BOSTON — In an epic upset in liberal Massachusetts, Republican Scott Brown rode a wave of voter anger to win the U.S. Senate seat held by the late Edward M. Kennedy for nearly half a century, leaving President Barack Obama's health care overhaul in doubt and marring the end of his first year in office.
Addressing an exuberant victory celebration Tuesday night, Brown declared he was "ready to go to Washington without delay" as the crowd chanted, "Seat him now." Democrats indicated they would, deflating a budding controversy over whether they would try to block Brown long enough to complete congressional passage of the health care plan he has promised to oppose.
"The people of Massachusetts have spoken. We welcome Scott Brown to the Senate and will move to seat him as soon as the proper paperwork has been received," said Majority Leader Harry Reid, D-Nev. Massachusetts Secretary of State William Galvin said he would notify the Senate today that Brown had been elected.
The loss by the once-favored Democrat Martha Coakley in the Democratic stronghold was a stunning embarrassment for the White House after Obama rushed to Boston on Sunday to try to save the foundering candidate.

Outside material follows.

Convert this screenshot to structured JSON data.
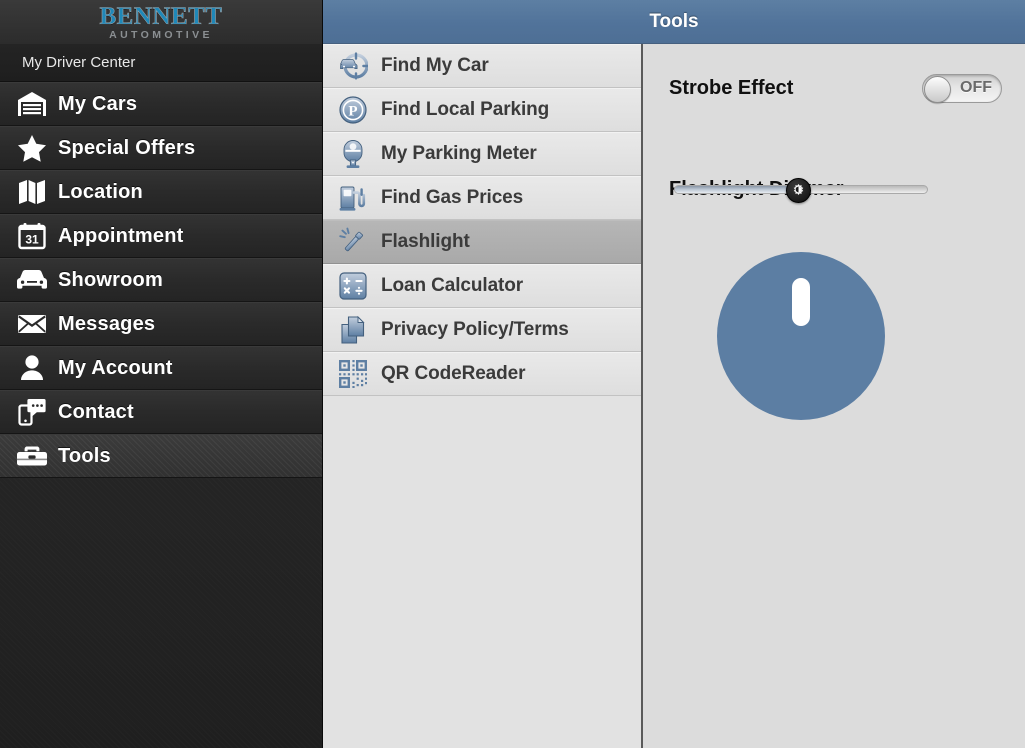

Her defeat on Tuesday signaled big political problems for the president's party this fall when House, Senate and gubernatorial candidates are on the ballot nationwide.
Brown's victory was the third major loss for Democrats in statewide elections since Obama became president. Republicans won governors' seats in Virginia and New Jersey in November.
"I have no interest in sugarcoating what happened in Massachusetts," said Sen. Robert Menendez, the head of the Senate Democrats' campaign committee. "There is a lot of anxiety in the country right now. Americans are understandably impatient."
Brown will become the 41st Republican in the 100-member Senate, which could allow the GOP to block the president's health care legislation. Democrats needed Coakley to win for a 60th vote to thwart Republican filibusters. The trouble may go deeper: Democratic lawmakers could read the results as a vote against Obama's broader agenda, weakening their support for the president. And the results could scare some Democrats from seeking office this fall.
The Republican will finish Kennedy's unexpired term, facing re-election in 2012.
Brown led by 52 percent to 47 percent with all but 3 percent of precincts counted. Turnout was exceptional for a special election in January, with light snow reported in parts of the state. More voters showed up at the polls Tuesday than in any nonpresidential general election in Massachusetts since 1990.
Brown will be the first Republican senator from Massachusetts in 30 years.